A group of real estate industry analysts released their prediction of the housing market over the next 10 years: no bursting bubble, continued high demand and continued rising prices.
The report, released by the Homeownership Alliance, an association made up of 18 national housing organizations, made some specific predictions:
- Home prices will increase by an average of 5 percent per year through 2013;
- The homeownership rate will grow to more than 72 percent from its current level of 68 percent;
- Total home sales will remain on par with the current level of about two million units per year.
The report cited population growth and immigration as a result of such a rosy outlook. The possibility of higher interest rates was not considered in the study because housing growth's major factor is population growth.
Interesting. I wrote a column a few weeks ago about the out-of-control Washington, D.C. area real estate market and it appears these guys think I'm dead wrong.
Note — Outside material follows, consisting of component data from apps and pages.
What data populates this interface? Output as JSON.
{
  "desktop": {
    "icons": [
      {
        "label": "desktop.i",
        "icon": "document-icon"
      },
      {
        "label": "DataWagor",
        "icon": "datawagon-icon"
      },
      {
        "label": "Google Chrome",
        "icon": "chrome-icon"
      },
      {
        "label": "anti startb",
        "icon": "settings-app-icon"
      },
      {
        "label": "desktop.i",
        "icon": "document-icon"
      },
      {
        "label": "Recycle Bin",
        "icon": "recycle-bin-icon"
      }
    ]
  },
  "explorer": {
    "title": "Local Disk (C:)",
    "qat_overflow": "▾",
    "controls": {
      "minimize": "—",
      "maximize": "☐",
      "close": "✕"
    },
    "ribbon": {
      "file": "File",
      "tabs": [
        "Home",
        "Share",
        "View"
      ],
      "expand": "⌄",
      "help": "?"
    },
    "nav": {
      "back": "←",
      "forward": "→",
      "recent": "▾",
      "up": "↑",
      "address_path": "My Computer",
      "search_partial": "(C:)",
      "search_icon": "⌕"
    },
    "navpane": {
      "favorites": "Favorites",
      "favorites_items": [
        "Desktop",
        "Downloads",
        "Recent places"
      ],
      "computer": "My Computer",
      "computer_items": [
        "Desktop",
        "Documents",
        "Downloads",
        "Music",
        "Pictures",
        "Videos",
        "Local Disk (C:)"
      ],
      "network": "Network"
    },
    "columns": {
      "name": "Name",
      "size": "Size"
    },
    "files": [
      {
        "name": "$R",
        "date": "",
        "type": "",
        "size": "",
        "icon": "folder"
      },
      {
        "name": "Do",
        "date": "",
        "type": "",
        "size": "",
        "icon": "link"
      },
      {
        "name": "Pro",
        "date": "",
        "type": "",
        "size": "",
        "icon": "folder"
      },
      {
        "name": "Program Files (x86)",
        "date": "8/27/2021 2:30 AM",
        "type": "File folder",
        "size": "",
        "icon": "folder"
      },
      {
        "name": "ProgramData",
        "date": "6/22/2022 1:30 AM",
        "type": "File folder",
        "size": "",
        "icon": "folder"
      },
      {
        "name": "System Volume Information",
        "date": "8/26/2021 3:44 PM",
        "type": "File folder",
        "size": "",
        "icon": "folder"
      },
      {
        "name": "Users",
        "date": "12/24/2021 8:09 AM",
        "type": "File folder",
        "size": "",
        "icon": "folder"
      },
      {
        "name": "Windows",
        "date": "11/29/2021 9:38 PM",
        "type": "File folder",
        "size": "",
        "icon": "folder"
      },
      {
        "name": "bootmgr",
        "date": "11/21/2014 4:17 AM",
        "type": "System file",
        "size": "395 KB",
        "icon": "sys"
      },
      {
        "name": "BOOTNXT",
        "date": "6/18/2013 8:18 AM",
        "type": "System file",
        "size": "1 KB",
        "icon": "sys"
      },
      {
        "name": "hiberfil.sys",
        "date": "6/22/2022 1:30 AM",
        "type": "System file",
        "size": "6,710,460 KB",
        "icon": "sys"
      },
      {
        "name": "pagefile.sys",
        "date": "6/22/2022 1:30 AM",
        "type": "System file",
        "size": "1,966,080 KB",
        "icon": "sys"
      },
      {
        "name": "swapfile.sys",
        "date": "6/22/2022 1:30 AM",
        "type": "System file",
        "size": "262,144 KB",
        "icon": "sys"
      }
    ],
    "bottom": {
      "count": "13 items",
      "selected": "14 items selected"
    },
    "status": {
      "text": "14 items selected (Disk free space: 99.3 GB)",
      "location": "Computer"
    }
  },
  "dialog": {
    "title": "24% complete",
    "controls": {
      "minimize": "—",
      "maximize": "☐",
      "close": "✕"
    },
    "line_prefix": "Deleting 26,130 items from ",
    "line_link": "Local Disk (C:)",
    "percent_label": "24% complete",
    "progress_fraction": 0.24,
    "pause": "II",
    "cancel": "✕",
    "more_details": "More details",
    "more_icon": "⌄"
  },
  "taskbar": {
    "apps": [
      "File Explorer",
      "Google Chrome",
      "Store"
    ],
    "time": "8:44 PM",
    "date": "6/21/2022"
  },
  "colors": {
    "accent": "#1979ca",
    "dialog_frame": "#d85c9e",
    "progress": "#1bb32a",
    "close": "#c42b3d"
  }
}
In the column, I cited true examples to illustrate an irrational market:
- 41 legitimate offers on a home in the first morning of listing;
- A ratified contract $100,000 over asking price on the first day of listing;
- More than 30 people camping out on the streets in order to secure a contract in a new townhouse development.
After a second look at the Homeownership Alliance's report, I found myself agreeing with most of their conclusions. The study forecasts property values nationwide increasing by a mere 5 percent per year over 10 years. Ten years is a long time and history has shown that real estate, over the long term, is invariably a good investment.
Five percent per year over 10 years is hardly a bold prediction. However, real estate has proven to appreciate in a very uneven manner. We might be up 12 percent in 2008, but we might be down 3 percent in 2005 and 2006.
This is where the problem can arise. It's easy to predict that real estate will go up on average, by 5 percent per year over the next 10 years. It's difficult to predict which years, over the 10-year period will be up years and which will be down years. So I'm going to stick to my prediction that the Washington Metro Area real estate values are positioned to flatten out or even drop in some areas over the next couple of years, not just because interest rates have risen, but because the frenetic pace of the last couple of years cannot be sustained. Stay tuned.